P had been the one to ring my parents too. Soon they arrived in their roaring car, big enough to seat six. My mother cried, and my father wore sunglasses but I’m sure his eyes were watering too, with the shame. I told them once I was sat in the car that I could have taken the train, that I wasn’t a fan of all this fuss either. I could have packed up my suitcase and come back quietly. But my mother would not think of it.
My mother implied that when I was re-released into society, things would be different – we were going to do it properly this time. No more finding your own way. The first time I left my parents, I had P, and it had seemed like a surefire thing. But complacency is the enemy of romantic love, so the magazines told me afterwards, the ones my mother bought in an effort to be helpful. It was important to keep thinking about how to shed your skin and emerge a finely-tuned, better version of yourself. The softness of a thing that had cast off a carapace.
I was put on a strict nutrition plan. No more protein, for example. I had always had a healthy appetite, though P had encouraged me to eat less. Instead I had just eaten in secret. Small cakes, slices of cold meats. I couldn’t help myself. All that had to stop, according to my mother. Now I was allowed only diced tropical fruits, marshmallows, slices of white bread, and a glass of skimmed milk each day for my bones. Once a week she measured my biceps and thighs with a tape to see how much muscle I was losing.

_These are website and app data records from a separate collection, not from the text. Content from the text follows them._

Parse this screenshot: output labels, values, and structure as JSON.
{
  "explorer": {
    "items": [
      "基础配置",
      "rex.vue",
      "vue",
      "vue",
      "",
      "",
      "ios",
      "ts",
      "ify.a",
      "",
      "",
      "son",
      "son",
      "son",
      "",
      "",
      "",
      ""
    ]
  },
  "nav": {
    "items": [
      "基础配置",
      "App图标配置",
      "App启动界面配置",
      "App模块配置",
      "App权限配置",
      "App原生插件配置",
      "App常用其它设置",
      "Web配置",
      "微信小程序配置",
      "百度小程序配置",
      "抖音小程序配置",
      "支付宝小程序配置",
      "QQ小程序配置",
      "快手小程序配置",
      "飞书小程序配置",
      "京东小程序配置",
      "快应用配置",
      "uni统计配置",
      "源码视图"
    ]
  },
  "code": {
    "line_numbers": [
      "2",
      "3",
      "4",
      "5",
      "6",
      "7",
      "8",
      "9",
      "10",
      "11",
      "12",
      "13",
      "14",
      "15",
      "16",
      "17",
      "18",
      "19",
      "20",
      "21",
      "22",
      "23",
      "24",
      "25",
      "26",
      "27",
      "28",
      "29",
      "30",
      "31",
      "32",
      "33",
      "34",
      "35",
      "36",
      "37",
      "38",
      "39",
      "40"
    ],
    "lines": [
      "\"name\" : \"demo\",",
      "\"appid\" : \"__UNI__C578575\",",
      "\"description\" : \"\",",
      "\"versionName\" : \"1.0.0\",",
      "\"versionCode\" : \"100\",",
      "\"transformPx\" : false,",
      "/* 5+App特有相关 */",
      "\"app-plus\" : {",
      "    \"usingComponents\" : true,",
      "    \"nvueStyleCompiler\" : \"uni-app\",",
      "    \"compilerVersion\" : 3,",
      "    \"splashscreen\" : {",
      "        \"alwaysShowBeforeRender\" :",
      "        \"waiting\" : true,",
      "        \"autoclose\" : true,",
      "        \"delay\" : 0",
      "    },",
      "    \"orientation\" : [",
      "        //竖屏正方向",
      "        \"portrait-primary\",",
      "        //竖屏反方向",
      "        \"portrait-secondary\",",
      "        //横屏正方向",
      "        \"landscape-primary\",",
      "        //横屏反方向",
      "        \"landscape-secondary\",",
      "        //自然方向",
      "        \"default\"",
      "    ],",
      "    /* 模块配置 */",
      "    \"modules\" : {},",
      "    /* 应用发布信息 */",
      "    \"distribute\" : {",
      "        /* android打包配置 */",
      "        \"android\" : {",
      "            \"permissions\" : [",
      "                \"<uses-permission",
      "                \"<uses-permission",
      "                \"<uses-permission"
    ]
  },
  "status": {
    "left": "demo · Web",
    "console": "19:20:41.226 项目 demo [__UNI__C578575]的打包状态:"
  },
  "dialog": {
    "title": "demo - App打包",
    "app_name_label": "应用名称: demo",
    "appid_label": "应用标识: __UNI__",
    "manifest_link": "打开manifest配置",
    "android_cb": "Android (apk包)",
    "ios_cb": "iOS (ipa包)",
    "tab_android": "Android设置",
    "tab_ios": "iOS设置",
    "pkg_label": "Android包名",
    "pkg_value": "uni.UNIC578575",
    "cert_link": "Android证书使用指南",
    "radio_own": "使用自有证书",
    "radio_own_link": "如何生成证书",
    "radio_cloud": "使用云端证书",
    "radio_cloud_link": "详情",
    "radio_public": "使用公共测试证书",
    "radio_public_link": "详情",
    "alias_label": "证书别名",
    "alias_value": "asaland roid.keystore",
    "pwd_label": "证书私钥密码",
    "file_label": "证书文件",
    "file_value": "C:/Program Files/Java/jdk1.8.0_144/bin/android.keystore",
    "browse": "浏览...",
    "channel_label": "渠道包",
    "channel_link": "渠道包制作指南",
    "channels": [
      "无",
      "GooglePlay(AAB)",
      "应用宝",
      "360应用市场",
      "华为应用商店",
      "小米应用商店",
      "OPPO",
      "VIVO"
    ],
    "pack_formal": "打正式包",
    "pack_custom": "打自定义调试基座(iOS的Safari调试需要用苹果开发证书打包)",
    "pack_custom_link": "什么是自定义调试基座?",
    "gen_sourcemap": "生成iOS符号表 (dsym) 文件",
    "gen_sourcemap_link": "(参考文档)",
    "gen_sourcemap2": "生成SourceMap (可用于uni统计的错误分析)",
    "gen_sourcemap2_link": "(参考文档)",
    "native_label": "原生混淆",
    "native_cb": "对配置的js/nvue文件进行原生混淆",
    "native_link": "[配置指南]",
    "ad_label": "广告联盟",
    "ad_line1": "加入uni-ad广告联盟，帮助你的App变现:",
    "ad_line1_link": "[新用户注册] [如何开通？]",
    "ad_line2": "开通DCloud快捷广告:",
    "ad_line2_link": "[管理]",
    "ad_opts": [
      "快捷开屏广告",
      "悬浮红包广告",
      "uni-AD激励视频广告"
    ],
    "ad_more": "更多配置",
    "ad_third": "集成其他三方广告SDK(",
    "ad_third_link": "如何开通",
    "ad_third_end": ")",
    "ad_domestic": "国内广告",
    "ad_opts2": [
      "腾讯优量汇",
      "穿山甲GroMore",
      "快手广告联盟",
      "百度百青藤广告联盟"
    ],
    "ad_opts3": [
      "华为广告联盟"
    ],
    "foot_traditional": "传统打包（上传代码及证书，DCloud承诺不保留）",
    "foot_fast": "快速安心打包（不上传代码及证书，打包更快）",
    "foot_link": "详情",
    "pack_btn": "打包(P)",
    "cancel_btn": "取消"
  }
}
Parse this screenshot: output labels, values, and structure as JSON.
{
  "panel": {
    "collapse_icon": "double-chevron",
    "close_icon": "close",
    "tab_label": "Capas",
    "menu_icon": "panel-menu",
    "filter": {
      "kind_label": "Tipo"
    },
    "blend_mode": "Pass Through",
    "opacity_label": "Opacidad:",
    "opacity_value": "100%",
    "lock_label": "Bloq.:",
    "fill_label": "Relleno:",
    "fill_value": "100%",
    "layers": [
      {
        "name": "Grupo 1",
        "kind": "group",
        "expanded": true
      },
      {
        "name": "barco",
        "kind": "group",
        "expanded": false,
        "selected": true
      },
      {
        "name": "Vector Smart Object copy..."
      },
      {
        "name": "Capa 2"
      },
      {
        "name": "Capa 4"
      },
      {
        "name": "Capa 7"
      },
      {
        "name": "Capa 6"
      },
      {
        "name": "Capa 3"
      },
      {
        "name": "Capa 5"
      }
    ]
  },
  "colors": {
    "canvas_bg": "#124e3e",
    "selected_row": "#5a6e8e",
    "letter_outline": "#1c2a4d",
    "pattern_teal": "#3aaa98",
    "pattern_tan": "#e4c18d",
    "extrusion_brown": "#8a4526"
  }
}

I was hungry all the time, but it was okay because I was encouraged to lounge. I didn’t have to do chores the way I had done before P chose me. Instead I spent a lot of my time lying on the couch in my room, watching television shows about rich men and the women who loved them. I became very invested in these shows, grew to love the faces of their blonde women, the scooped lines of their jaws, their expressive eyes. Most of all, I loved the speechless woman with her eloquent hands. All the men wanted her too, it was plain to see. Even the married ones with fantastic wives, wives with elaborate necklaces, golden teeth, other markers of love.